Extract all of the data and reproduce it precisely.
=== Begin Enclosure ===
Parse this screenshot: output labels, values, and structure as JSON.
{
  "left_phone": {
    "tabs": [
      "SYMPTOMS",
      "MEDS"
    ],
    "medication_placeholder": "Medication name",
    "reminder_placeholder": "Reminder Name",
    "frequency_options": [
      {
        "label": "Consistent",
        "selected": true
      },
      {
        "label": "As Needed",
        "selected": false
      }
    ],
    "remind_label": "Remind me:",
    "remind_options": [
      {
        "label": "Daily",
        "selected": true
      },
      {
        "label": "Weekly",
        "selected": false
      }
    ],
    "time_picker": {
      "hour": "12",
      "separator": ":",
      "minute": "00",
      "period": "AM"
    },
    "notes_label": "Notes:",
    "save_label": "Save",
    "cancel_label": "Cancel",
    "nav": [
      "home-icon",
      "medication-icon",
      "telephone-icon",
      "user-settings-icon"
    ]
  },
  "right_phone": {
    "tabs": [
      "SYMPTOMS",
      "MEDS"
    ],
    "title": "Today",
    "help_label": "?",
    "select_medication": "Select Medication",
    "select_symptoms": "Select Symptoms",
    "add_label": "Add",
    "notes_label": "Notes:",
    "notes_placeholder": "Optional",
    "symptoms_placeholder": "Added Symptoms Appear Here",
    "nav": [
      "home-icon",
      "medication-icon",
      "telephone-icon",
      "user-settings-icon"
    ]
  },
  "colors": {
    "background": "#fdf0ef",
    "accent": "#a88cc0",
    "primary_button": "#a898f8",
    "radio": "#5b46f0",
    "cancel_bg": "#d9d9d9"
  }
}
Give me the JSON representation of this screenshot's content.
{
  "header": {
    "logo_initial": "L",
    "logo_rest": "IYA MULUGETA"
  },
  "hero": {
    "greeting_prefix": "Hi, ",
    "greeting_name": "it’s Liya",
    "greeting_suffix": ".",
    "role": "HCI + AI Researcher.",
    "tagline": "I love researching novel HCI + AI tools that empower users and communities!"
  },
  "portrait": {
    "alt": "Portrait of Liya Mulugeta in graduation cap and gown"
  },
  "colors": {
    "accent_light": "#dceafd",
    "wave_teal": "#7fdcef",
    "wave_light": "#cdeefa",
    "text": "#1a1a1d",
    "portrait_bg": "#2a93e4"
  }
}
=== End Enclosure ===
ANSWER TO THE PROBLEM:
Parse this screenshot: output labels, values, and structure as JSON.
{
  "left_phone": {
    "tabs": [
      "SYMPTOMS",
      "MEDS"
    ],
    "medication_placeholder": "Medication name",
    "reminder_placeholder": "Reminder Name",
    "frequency_options": [
      {
        "label": "Consistent",
        "selected": true
      },
      {
        "label": "As Needed",
        "selected": false
      }
    ],
    "remind_label": "Remind me:",
    "remind_options": [
      {
        "label": "Daily",
        "selected": true
      },
      {
        "label": "Weekly",
        "selected": false
      }
    ],
    "time_picker": {
      "hour": "12",
      "separator": ":",
      "minute": "00",
      "period": "AM"
    },
    "notes_label": "Notes:",
    "save_label": "Save",
    "cancel_label": "Cancel",
    "nav": [
      "home-icon",
      "medication-icon",
      "telephone-icon",
      "user-settings-icon"
    ]
  },
  "right_phone": {
    "tabs": [
      "SYMPTOMS",
      "MEDS"
    ],
    "title": "Today",
    "help_label": "?",
    "select_medication": "Select Medication",
    "select_symptoms": "Select Symptoms",
    "add_label": "Add",
    "notes_label": "Notes:",
    "notes_placeholder": "Optional",
    "symptoms_placeholder": "Added Symptoms Appear Here",
    "nav": [
      "home-icon",
      "medication-icon",
      "telephone-icon",
      "user-settings-icon"
    ]
  },
  "colors": {
    "background": "#fdf0ef",
    "accent": "#a88cc0",
    "primary_button": "#a898f8",
    "radio": "#5b46f0",
    "cancel_bg": "#d9d9d9"
  }
}
Give me the JSON representation of this screenshot's content.
{
  "header": {
    "logo_initial": "L",
    "logo_rest": "IYA MULUGETA"
  },
  "hero": {
    "greeting_prefix": "Hi, ",
    "greeting_name": "it’s Liya",
    "greeting_suffix": ".",
    "role": "HCI + AI Researcher.",
    "tagline": "I love researching novel HCI + AI tools that empower users and communities!"
  },
  "portrait": {
    "alt": "Portrait of Liya Mulugeta in graduation cap and gown"
  },
  "colors": {
    "accent_light": "#dceafd",
    "wave_teal": "#7fdcef",
    "wave_light": "#cdeefa",
    "text": "#1a1a1d",
    "portrait_bg": "#2a93e4"
  }
}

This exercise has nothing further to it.